• AIM OF THE TASK: In the data below, count every line that holds the string "Merchandise" and reply with the number alone.

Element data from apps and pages
* * *

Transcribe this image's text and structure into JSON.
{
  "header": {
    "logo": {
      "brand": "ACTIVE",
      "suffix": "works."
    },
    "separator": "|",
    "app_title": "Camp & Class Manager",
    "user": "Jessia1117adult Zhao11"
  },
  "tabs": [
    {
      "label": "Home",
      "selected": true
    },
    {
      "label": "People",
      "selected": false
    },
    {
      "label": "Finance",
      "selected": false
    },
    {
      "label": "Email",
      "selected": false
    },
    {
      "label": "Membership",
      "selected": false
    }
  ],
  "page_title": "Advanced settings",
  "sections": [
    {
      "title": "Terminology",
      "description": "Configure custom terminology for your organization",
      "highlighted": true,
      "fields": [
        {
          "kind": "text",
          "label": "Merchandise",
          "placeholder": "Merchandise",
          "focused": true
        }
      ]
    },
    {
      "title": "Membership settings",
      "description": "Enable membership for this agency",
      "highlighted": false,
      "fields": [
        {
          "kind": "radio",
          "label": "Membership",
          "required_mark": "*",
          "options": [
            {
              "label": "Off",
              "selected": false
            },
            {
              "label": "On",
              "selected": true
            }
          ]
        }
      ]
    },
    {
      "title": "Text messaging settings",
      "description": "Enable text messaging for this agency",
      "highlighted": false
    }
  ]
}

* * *

• RESPONSE AREA: 2